In the short term, things will get harder as the transition period ends. Full customs processes will be phased in between April and July facing big challenges to UK imports. Politically, the UK’s decision to extend the grace period on goods from Northern Ireland has damaged UK-EU relations. This might pose a knock on effect long-term on firms that face severe bureaucratic problems.
Overall, the Brexit transition will cause a 0.5% hit on UK GDP in the first quarter of 2021. However, longer term, Brexit will reduce GDP by 6.4% at the annual rate of 0.5%.
If you are still unsure about the effect of Brexit on the UK economy, look at the summary below.
Despite the political and economic challenges of Brexit, the UK’s economic growth is positive. The UK is set to outpace leading EU countries such as Germany, France and Italy, accounting the effects of Brexit. The Worldin 2050 report forecasts that by 2050, the UK will have fallen by just one place from 9th to 10th in global economy rankings. The UK economy is set to grow at 1.9% annually.
Now you have the rundown on the future of the British economy, do you think it’s safe to invest? If you want to invest, we recommend eToro and easyMarkets for beginners.
There have long been large reaching health crises across the globe which have affected local economies, but only recently due to globalisation have we seen pandemics that have damaged global financial markets. Here we look into a history of pandemics and their effect on the stock markets, has COVID had the biggest impact relative to other pandemics?
As globalisation emerged and disease could spread far and wide so followed the negative economic effects.
1957-1958 | 1-2 million dead
The US had the biggest focused effect of the Aisan FLu crisis. The first wave affected school children which coincided with an economic recession. The Dow Jones Industrials Average dropped 19.4% from summer to autumn of 1957. This event caused political tensions over the integration of public schools and the coming Cold War.
2003 | 774 dead
The Severe Acute Respiratory Syndrome (SARS) outbreak was a well managed disease outbreak wth only 8,098 people affected worldwide, mainly in China and Hong Kong. There was a few months delay between the break out in Nov, 2002, in March 2003 the S&P 500 had dropped 12.8%.
The SARS outbreak saw IT, finance and communication services as the biggest losers worldwide with retail, travel and leisure suffering most in China. Overall, the world GDP took a 0.1% hit from the SARS outbreak.
2013-2016 | 11,310 dead
The Ebola epidemic was centred around Guinea, Liberia and Sierra Leone in West Africa. The greatest hit industry were airlines, cruises and hotels (as to be expected) with shares in American Airlines dropping 20% in a few days after news broke that an Ebola positive customer flew. Whilst service industries suffered, pharmaceuticals boosted. Tekmira Pharmaceuticals rocketed 200% over 2014.

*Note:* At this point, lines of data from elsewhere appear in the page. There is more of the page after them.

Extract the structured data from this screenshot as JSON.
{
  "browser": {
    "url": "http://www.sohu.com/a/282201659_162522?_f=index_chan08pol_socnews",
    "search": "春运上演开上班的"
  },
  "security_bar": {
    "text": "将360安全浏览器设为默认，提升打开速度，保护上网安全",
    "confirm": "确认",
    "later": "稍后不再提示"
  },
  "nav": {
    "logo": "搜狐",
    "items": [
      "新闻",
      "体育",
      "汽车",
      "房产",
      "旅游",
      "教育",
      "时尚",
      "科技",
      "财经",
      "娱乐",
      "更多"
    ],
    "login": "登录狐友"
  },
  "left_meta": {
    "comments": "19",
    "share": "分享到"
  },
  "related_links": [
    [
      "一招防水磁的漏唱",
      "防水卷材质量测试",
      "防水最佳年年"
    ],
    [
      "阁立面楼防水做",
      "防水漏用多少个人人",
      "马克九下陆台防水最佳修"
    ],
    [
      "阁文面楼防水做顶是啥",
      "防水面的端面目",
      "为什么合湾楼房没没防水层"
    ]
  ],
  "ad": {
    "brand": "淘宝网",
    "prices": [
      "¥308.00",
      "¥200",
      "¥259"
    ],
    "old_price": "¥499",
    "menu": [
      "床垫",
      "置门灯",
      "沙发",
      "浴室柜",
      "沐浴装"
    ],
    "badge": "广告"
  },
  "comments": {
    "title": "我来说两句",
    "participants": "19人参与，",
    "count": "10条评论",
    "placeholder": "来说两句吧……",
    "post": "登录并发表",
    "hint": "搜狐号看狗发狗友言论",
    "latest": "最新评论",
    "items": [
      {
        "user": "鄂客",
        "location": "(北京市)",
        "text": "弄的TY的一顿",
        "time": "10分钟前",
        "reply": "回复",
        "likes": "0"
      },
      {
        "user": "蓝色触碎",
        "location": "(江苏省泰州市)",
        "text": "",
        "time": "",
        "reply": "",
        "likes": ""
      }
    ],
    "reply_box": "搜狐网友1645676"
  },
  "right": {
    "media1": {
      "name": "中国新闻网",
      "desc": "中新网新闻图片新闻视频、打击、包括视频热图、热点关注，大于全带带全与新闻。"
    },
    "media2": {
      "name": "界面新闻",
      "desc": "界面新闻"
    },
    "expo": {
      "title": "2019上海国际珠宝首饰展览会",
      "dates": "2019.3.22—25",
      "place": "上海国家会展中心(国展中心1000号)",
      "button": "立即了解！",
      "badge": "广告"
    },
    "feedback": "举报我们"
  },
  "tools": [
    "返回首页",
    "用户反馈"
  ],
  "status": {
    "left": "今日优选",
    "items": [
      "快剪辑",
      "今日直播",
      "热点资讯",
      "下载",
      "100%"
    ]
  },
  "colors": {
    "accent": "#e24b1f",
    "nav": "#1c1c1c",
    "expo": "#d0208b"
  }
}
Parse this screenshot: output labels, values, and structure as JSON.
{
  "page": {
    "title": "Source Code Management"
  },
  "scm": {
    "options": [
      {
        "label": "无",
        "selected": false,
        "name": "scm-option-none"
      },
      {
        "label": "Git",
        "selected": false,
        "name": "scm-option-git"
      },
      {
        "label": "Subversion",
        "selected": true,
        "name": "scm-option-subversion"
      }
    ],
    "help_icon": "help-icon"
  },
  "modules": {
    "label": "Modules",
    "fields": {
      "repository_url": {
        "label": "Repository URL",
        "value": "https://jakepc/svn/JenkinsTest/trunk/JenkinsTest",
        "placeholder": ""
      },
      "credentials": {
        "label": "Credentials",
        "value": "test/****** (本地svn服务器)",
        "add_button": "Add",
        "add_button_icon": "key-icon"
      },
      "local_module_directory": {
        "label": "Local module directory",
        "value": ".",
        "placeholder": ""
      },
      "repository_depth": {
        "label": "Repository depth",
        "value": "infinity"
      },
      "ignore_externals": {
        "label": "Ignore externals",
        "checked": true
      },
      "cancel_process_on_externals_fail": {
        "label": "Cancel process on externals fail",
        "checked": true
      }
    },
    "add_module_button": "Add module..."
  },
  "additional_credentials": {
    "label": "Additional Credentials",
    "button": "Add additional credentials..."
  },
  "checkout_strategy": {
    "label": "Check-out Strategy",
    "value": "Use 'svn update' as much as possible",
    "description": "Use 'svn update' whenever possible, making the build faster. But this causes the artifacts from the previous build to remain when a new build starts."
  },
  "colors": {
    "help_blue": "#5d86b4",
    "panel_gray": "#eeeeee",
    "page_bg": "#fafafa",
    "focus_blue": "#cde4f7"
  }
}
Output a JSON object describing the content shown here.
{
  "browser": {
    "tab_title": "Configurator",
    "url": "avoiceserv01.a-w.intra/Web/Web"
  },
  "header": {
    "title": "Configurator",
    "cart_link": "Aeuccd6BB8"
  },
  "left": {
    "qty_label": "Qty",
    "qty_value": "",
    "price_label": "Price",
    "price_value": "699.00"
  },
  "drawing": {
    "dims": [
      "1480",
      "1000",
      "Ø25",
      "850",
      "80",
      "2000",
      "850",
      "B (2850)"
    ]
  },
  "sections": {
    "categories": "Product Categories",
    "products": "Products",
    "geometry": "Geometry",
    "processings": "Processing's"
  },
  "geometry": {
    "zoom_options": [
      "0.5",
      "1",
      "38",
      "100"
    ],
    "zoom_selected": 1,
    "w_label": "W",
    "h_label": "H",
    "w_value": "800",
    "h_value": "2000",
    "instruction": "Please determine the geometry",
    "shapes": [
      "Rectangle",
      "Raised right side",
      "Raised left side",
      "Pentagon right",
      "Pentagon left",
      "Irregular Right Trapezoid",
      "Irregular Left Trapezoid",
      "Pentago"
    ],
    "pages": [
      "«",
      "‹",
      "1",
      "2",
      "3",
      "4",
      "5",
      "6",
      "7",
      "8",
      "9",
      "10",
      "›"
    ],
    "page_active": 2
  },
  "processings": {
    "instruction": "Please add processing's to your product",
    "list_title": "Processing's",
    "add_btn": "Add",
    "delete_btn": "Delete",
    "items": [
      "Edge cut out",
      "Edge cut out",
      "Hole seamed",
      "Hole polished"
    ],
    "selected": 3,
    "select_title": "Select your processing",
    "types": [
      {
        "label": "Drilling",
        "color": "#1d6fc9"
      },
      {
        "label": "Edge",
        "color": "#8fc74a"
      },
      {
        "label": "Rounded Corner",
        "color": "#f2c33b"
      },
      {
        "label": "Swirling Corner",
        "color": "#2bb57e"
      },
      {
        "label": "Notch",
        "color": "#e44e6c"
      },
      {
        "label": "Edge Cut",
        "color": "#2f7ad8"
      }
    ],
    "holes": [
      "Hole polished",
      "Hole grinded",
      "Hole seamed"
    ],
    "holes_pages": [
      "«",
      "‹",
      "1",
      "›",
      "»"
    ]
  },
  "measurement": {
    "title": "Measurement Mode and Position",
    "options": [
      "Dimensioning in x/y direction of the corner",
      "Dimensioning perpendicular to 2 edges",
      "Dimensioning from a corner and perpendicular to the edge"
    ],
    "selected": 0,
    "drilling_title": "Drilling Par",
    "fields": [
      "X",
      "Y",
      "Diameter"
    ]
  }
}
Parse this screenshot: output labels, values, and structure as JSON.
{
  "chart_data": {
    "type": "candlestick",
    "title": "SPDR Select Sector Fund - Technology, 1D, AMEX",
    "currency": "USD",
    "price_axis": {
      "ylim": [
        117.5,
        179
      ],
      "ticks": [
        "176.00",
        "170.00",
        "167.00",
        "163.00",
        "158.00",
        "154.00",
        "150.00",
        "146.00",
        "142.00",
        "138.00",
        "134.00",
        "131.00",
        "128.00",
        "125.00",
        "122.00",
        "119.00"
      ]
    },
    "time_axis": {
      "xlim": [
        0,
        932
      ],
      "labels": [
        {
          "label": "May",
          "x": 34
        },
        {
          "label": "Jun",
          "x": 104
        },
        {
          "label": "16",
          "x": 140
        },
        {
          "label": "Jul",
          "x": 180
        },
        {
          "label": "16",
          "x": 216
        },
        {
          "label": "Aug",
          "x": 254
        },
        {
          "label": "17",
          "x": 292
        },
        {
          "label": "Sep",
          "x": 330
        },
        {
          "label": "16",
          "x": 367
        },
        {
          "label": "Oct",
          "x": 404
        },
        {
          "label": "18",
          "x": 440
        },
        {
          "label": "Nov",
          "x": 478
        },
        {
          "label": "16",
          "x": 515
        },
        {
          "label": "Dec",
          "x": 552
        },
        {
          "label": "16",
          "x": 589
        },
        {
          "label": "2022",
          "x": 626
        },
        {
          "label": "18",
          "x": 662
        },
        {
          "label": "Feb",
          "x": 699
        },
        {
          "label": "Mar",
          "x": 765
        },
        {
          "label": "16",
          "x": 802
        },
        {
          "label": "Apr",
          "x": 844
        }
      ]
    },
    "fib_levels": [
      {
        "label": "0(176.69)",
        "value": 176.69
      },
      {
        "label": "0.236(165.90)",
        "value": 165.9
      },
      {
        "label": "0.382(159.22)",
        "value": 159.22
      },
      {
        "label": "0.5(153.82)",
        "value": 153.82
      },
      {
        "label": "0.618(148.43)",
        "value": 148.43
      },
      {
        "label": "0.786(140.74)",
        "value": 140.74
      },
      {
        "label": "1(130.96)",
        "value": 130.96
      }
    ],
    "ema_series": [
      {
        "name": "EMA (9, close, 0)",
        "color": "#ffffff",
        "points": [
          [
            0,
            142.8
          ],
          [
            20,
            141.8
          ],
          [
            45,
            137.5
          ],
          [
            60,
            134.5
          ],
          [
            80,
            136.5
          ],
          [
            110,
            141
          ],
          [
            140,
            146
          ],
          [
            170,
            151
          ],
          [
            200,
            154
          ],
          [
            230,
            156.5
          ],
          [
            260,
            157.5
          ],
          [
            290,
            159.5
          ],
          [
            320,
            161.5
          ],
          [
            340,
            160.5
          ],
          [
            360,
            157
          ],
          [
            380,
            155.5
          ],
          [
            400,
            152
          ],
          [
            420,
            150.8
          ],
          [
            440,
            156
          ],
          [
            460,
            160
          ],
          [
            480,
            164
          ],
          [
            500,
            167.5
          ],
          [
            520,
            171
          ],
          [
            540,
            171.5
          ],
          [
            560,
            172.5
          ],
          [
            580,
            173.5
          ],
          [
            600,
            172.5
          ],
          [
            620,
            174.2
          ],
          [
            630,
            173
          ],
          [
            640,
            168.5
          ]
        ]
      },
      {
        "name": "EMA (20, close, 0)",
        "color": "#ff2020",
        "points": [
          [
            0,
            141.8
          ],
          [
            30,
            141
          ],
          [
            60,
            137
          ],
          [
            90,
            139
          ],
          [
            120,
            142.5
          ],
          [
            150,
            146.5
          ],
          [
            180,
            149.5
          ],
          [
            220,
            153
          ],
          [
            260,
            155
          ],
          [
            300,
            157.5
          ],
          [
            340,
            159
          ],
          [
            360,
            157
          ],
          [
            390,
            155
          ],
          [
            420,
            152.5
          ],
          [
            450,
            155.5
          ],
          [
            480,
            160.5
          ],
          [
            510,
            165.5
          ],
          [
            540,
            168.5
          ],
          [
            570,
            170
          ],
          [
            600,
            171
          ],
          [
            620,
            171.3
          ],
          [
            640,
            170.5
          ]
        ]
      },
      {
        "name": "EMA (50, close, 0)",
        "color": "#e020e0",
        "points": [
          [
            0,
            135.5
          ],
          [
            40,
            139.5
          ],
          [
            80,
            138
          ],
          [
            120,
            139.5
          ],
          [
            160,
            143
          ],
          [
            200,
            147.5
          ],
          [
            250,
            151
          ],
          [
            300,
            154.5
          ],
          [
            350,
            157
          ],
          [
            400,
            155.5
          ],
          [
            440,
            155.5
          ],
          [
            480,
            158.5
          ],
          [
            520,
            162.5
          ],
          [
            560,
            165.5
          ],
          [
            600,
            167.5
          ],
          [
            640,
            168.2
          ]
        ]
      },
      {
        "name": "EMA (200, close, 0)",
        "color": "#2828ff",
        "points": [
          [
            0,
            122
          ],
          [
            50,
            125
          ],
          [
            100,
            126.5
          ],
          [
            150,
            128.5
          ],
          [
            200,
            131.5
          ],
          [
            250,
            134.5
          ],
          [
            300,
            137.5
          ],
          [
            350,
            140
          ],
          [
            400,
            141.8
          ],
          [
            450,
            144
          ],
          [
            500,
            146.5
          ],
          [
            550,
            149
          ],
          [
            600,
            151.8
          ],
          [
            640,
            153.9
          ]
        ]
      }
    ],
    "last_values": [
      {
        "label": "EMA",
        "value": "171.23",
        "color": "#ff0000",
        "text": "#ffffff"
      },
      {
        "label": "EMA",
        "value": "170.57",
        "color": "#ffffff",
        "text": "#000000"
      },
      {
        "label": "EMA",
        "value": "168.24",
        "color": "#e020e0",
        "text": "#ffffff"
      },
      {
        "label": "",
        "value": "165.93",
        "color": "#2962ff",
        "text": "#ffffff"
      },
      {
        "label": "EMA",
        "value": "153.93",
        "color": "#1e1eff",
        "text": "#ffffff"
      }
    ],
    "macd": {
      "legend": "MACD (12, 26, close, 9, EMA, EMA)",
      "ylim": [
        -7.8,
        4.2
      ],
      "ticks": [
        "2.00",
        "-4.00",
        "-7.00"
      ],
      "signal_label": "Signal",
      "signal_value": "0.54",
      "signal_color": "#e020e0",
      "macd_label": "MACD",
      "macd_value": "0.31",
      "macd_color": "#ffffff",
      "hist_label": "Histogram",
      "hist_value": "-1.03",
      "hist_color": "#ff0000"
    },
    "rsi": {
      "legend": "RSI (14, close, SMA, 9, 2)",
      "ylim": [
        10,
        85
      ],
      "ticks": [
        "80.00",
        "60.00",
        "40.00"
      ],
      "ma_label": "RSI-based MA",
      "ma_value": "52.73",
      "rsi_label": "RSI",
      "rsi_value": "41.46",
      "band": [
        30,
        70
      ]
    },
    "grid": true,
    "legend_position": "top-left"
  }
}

2020-ongoing | 2.8 million dead (Mar 21)
The global coronavirus pandemic is one of the largest health catastrophics of all time with far reaching socioeconomic consequences. Almost all countries are expected to enter into recession as a consequence of the pandemic. The World Bank predicts a 5.2% contraction in global GDP. If we look directly at stock markets, we can see the S&P 500 dropped 31% in March 2020 before recovering 12%. Stock performance has been rocky across the pandemic with extremely high volatility across the board.
Most large indexes including FTSE, Dow Jones Industrial Average and the Nikkei saw massive drops as t Covid-19 cases soared over spring.
The major Asian and US stock markets have since recovered following the announcement of the first vaccine in November, but interestingly the FTSE is still is overall negative since the pandemic began.
So what have we learnt… That disease outbreaks really mess with the global economy. But to look closer at it, we can see that the greatest hit industries are travel and services but these also make the greatest recoveries. We can also see medical and pharmaceutical providers are by far the biggest beneficiaries of these disease events.